In 1995 Stevens worked with another likeminded group, this one called “Coalition for Our Children’s Future,” also with hdtrs address at 8201 Greensboro Drive, McLean. One of the political consultants working for the Coalition was Houston-based Denis Calabrese. The source of the funds ($700,000) for the 1996 ads was kept confidential by agreement with the donor. J. Curtis Herge was also listed as a principal in the ‘Coalition,’ which began in 1995 but went dormant until weeks before the 1996 election and then ran ads–apparently without the knowledge or consent of some principals–spending $4 million in 1995 and over $700,000 in 1996.
The Coalition for Our Children’s Future is among almost innumerable entities listed as ‘Terminated’ in the Virginia state database system: former address 7704 Leesburg Pike, Falls Church 22043; Robert P. Odell Jr, P/T; J. Curtis Herge, Secretary.

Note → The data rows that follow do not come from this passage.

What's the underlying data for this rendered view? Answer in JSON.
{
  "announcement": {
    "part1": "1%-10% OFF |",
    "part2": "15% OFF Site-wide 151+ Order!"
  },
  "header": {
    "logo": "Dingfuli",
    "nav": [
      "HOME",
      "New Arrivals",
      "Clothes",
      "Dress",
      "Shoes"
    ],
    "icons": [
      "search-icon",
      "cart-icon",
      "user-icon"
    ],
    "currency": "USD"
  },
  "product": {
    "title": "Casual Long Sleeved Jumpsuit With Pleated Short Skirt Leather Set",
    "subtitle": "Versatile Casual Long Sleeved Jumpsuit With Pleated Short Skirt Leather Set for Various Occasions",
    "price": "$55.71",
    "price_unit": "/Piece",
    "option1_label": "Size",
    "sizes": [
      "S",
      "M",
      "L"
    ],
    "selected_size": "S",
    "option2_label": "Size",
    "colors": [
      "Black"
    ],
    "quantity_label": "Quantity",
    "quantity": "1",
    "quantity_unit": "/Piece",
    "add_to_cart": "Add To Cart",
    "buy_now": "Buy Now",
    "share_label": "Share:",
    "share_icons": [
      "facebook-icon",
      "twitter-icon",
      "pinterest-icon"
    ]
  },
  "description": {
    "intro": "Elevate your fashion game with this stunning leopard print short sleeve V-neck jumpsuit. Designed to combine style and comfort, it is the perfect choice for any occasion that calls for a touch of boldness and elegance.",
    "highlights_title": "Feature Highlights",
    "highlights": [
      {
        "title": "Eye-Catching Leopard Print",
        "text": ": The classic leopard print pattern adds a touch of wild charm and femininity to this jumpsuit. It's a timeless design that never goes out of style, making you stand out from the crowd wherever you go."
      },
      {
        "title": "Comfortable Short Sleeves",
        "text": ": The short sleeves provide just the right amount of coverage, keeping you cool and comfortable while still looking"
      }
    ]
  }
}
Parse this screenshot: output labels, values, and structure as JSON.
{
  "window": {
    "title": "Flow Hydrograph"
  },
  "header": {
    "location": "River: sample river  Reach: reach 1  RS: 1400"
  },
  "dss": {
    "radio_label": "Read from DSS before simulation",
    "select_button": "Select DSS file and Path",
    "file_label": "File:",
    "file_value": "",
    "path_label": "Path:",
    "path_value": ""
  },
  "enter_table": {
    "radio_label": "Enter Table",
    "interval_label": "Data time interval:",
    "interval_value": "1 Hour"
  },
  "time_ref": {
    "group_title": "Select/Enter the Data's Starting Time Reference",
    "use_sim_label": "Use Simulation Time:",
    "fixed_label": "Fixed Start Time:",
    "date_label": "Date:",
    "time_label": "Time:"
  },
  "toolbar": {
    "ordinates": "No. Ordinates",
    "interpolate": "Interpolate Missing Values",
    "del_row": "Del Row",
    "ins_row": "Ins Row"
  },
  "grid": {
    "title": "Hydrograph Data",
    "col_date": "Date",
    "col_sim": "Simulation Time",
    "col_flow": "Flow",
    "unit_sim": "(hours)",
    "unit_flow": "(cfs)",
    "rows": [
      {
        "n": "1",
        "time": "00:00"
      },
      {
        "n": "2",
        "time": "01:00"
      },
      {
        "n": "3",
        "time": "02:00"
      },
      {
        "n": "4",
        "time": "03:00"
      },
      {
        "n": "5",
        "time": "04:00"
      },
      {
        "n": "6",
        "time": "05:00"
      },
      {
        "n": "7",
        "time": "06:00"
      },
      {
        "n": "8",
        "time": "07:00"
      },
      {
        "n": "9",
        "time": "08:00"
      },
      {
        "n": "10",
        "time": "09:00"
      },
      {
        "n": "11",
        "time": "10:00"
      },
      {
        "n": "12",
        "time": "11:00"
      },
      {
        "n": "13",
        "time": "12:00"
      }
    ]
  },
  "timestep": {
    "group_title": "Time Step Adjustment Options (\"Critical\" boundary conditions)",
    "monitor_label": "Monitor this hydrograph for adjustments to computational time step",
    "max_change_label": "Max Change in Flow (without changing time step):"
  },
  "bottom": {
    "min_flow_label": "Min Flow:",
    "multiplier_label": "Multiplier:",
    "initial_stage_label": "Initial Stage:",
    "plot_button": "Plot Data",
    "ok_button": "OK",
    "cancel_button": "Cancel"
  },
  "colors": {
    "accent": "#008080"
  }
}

Herge was also given as the RA, current at the 6862 Elm address, old at the 8201 Greensboro address (as of 10-23-97). Annual reports were filed through 2001; the firm dissolved apparently owing the Commonwealth of Virginia $35 (“Fee delinquent”).
It should be obvious from the numbers included above that such networks developed sub rosa in the nineties, reached mega-proportions in electoral influence in 2000 and 2004, went farther than ever—unsuccessfully—in 2008, and will, to say the least, try again (on steroids) in 2012. Referring to this mutual-back-scratching, one-hand-washes-the-other, one-face-to-the-public and another-to-each-other fundraising and propaganda mill populated by slick lobbyists and corporate mouthpieces as “free speech” is like using some sort of code to which only a selected few have been given the key.
Meanwhile, the fact that groups with names like ‘coalition for children’s future’ turn out to be aimed against organized labor—and to be funded by interests invested in destroying organized labor–goes almost completely unreported in the political press in the nation’s capital.
Until it’s too late.
To be continued